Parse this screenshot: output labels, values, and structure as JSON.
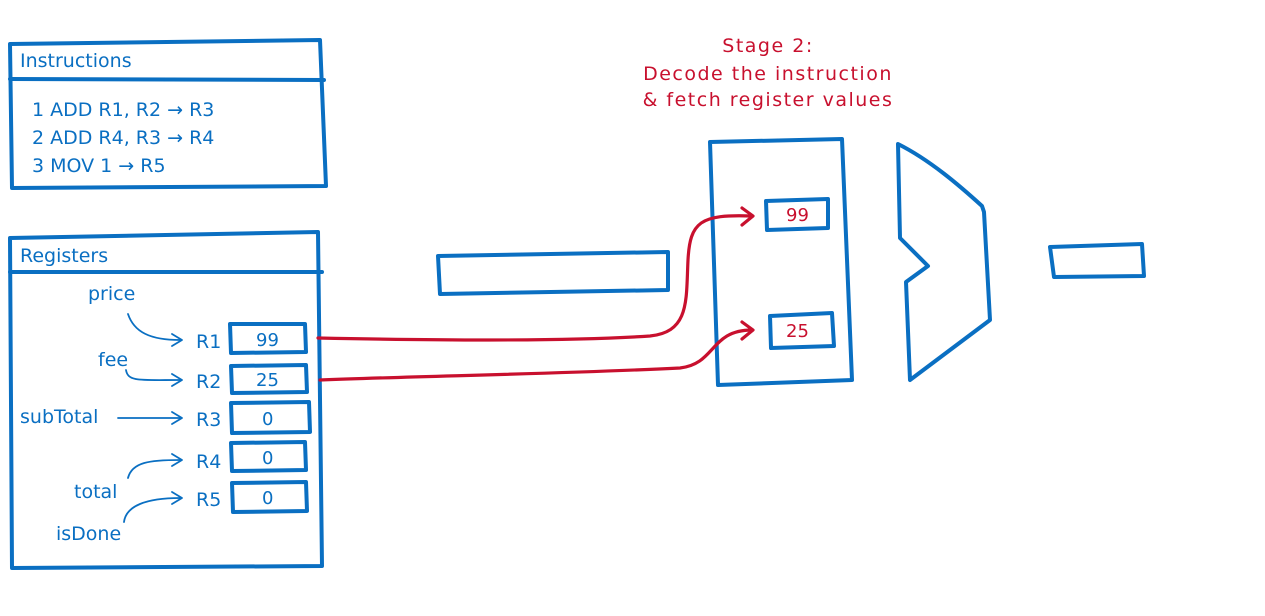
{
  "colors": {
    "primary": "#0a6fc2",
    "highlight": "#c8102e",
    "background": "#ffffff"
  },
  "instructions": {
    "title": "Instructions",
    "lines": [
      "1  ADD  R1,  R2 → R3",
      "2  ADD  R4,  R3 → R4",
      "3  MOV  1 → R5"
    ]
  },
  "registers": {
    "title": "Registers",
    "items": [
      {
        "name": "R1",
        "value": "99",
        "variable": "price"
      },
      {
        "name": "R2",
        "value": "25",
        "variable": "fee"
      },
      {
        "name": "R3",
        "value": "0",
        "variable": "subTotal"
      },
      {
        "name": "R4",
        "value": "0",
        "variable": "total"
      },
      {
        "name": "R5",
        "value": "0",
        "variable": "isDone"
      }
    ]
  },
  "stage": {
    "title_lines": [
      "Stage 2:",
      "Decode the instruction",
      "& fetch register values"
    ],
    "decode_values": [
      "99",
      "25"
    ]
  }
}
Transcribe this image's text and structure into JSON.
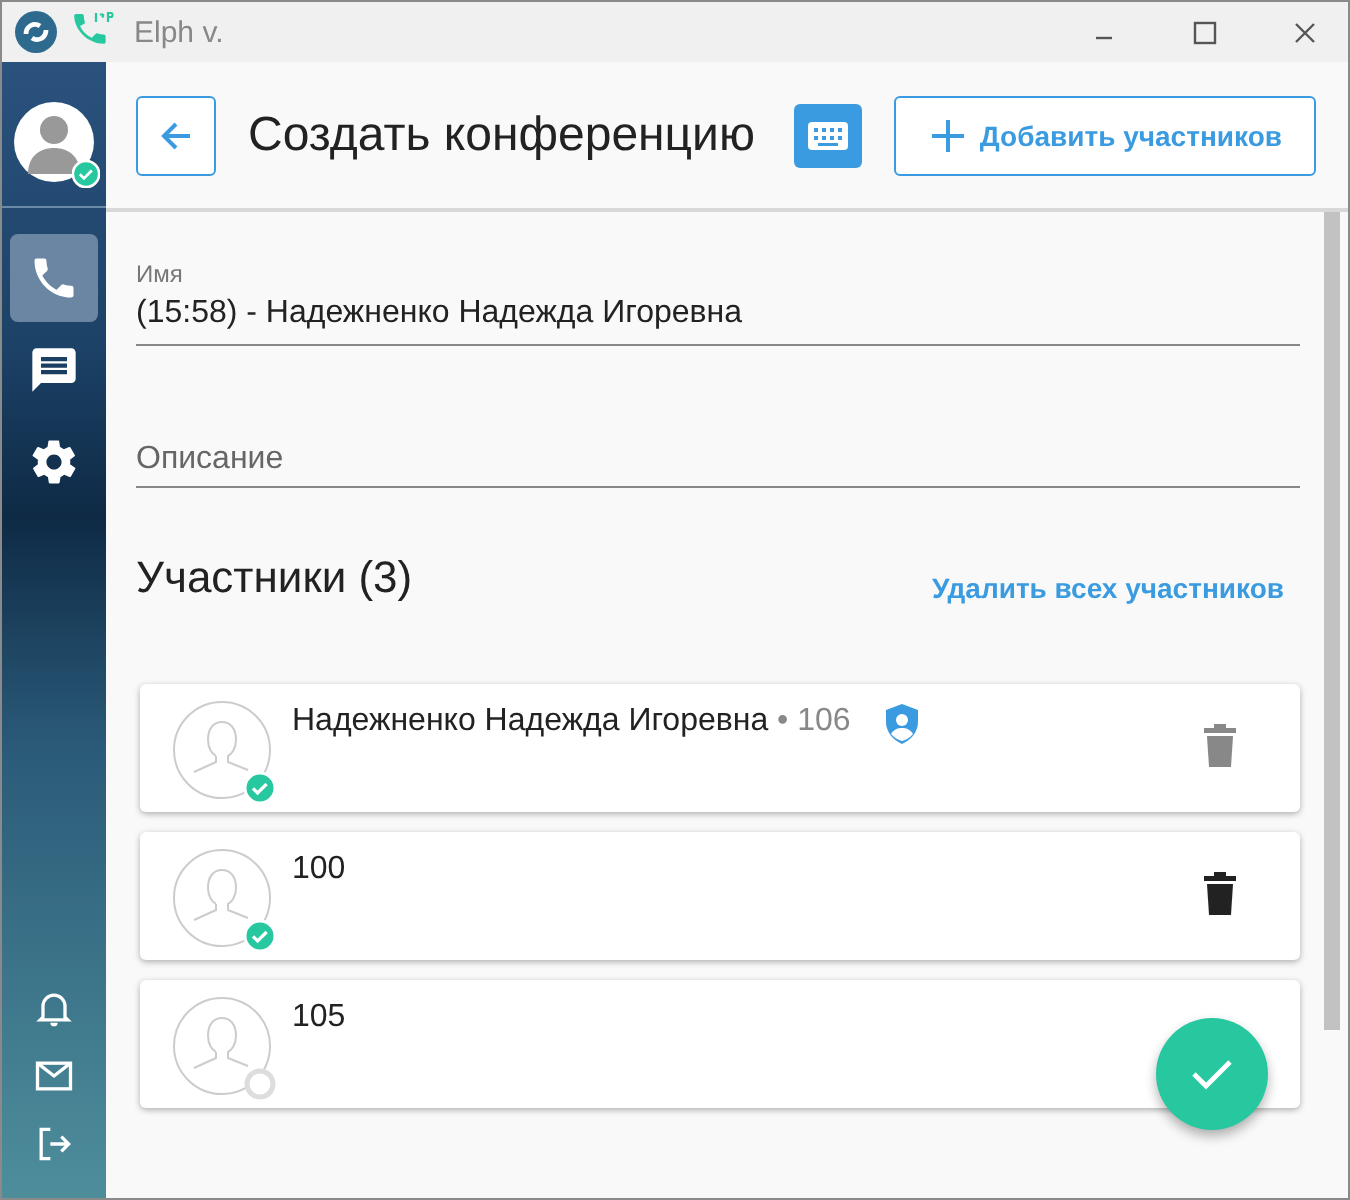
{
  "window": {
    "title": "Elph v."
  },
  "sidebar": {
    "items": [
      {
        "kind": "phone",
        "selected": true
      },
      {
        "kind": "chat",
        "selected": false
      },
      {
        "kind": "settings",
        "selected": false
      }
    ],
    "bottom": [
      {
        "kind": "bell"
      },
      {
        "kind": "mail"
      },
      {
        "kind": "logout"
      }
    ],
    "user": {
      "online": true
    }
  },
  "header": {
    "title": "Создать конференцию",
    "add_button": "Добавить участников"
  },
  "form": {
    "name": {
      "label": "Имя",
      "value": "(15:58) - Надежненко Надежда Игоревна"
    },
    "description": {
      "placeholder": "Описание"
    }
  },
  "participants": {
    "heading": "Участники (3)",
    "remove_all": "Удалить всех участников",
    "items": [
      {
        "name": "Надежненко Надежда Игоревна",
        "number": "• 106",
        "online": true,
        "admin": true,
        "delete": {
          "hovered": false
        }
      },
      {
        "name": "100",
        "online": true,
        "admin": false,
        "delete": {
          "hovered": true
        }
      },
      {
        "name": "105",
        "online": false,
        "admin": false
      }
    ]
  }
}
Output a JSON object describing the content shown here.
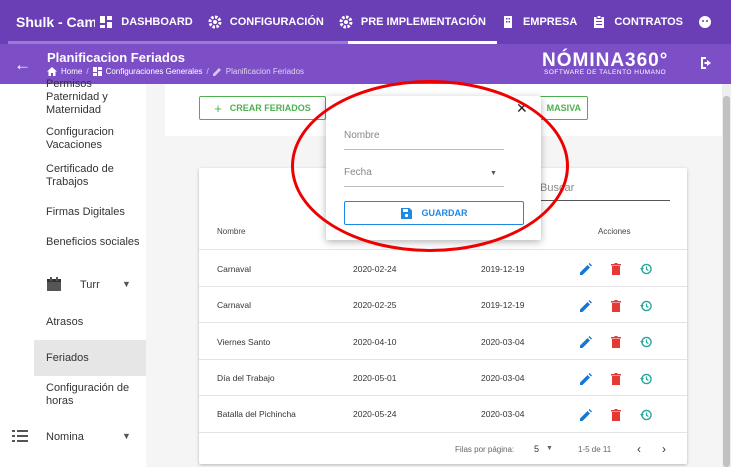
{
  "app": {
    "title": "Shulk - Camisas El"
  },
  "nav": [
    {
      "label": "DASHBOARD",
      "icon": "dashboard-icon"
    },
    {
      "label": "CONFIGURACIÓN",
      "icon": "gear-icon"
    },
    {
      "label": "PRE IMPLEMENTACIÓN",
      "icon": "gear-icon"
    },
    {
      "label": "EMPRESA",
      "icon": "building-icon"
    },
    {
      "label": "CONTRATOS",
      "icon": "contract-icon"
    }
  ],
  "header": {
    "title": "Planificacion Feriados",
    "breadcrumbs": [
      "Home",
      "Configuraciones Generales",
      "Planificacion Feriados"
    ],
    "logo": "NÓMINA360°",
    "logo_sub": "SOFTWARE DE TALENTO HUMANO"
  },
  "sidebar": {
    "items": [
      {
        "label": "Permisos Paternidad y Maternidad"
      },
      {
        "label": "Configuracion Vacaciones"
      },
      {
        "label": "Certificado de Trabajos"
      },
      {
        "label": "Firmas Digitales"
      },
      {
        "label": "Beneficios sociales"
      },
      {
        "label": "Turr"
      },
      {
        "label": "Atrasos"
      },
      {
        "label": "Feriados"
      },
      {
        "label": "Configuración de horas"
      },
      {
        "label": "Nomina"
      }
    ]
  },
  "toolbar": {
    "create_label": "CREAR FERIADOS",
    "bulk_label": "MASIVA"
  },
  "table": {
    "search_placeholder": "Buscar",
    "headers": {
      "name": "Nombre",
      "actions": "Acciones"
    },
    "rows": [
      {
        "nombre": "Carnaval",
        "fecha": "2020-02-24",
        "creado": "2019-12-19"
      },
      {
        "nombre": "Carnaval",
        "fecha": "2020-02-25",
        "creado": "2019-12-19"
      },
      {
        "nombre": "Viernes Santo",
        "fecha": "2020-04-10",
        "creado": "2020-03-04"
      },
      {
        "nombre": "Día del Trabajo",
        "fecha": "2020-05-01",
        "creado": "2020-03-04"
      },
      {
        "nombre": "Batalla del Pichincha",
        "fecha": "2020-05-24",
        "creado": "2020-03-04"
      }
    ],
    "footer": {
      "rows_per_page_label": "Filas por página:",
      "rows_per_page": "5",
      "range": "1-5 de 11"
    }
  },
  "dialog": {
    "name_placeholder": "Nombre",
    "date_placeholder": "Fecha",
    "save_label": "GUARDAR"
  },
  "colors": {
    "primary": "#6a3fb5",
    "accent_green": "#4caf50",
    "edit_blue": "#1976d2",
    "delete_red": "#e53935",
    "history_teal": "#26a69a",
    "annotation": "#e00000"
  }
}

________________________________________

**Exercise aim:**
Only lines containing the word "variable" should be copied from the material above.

**Output for this exercise:**
        "variable": "price"
        "variable": "fee"
        "variable": "subTotal"
        "variable": "total"
        "variable": "isDone"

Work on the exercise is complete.